Rather than plastering on that smile, leaders and managers need to get in touch with their deeply human sides and to demonstrate that employees are safe and supported, so employees feel comfortable expressing their emotions and talking about any difficulties. Leaders themselves may well be facing problems or struggling with their emotions. Leading by example and being able to be honest and share that can encourage employees to also open up. It is alright (and should be encouraged) for everyone – employees and leaders alike – to show their real and vulnerable sides.
Authentic positivity in 2021
Empathy seemed to be the buzzword of 2020, but it was brought to the forefront of organisations for a reason and it should remain there. Understanding leadership allows for employees to be themselves – not having to pretend to feel a certain way that they don’t. Managers and leaders need to put in extra effort into understanding their people and seeing difficulties from their perspectives — everyone will be facing very different challenges right now. Leaders, in particular, are in an exposed position and cannot appear to be disconnected or to not be listening to their people.
During times of change it is worth remembering that what look likes a people problem is a situation problem. What looks like laziness is often exhaustion and what looks like resistance is often a lack of clarity. This comes through when leaders are truly listening.

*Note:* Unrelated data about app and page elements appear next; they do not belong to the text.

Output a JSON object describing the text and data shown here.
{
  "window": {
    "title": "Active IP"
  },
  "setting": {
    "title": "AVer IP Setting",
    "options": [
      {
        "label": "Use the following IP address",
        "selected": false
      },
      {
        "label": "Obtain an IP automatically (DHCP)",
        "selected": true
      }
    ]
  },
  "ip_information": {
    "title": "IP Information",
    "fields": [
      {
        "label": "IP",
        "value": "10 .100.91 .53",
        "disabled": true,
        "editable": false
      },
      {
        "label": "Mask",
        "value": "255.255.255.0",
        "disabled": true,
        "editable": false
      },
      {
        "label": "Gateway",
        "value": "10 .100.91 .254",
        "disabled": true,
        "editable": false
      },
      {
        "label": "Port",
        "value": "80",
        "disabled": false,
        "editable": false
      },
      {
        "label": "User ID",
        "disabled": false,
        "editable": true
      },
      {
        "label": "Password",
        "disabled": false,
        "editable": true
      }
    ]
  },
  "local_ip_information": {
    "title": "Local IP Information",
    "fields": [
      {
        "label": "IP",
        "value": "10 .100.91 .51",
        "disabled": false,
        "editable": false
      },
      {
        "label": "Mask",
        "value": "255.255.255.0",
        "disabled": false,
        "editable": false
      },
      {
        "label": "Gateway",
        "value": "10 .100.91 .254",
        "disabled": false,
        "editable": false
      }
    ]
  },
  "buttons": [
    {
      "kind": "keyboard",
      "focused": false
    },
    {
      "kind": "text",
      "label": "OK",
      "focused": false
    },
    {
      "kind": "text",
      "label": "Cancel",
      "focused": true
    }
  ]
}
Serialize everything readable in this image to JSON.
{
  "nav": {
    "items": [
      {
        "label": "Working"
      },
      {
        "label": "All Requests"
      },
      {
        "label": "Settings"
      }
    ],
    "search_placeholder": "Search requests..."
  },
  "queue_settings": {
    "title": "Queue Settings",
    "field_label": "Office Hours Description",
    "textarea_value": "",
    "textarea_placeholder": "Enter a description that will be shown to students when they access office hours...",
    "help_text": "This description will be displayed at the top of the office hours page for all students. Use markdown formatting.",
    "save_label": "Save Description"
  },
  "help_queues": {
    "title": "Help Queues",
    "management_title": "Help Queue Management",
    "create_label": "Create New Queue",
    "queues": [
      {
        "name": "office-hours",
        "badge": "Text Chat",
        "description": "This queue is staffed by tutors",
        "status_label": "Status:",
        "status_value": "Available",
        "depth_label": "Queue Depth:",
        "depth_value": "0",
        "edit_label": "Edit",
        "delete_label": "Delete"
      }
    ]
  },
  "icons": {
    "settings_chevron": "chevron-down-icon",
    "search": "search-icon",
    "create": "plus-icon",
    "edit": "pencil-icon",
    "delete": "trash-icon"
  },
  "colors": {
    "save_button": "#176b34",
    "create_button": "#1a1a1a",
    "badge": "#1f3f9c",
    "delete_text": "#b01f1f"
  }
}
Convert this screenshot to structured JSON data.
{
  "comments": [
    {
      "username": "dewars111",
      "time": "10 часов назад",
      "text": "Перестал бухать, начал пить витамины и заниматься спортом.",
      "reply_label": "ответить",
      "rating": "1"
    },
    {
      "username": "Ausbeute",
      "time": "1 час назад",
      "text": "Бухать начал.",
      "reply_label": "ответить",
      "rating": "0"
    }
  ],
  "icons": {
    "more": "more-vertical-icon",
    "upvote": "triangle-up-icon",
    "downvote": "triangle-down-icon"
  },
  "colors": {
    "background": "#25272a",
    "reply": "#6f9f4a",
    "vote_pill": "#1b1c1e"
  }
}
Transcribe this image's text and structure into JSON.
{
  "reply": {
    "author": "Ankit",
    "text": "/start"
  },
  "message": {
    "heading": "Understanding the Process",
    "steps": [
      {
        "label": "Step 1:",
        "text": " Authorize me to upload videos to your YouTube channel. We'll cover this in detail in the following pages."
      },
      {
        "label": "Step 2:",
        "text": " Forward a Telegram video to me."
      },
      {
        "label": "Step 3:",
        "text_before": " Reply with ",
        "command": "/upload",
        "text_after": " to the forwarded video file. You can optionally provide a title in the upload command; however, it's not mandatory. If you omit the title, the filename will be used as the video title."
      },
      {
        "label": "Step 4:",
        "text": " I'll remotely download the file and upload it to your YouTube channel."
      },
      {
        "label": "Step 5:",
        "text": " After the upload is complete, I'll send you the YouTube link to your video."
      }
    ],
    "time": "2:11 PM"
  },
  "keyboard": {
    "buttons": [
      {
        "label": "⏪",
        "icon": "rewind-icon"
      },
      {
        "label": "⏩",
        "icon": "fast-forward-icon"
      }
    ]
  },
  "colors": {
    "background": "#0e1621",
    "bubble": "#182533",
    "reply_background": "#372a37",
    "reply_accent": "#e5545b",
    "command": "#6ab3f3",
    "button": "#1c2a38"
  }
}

Forced smiles and cheeriness will not create a positive work environment. Quite the opposite is true. But through enabling employees to open up about negative emotions, to deal with personal struggles and creating an environment of authenticity and empathy, organisations can produce real (and much longer-lasting) positivity. As a result, this can help people and businesses look and push forward as we head towards another possible new phase of the working world this summer.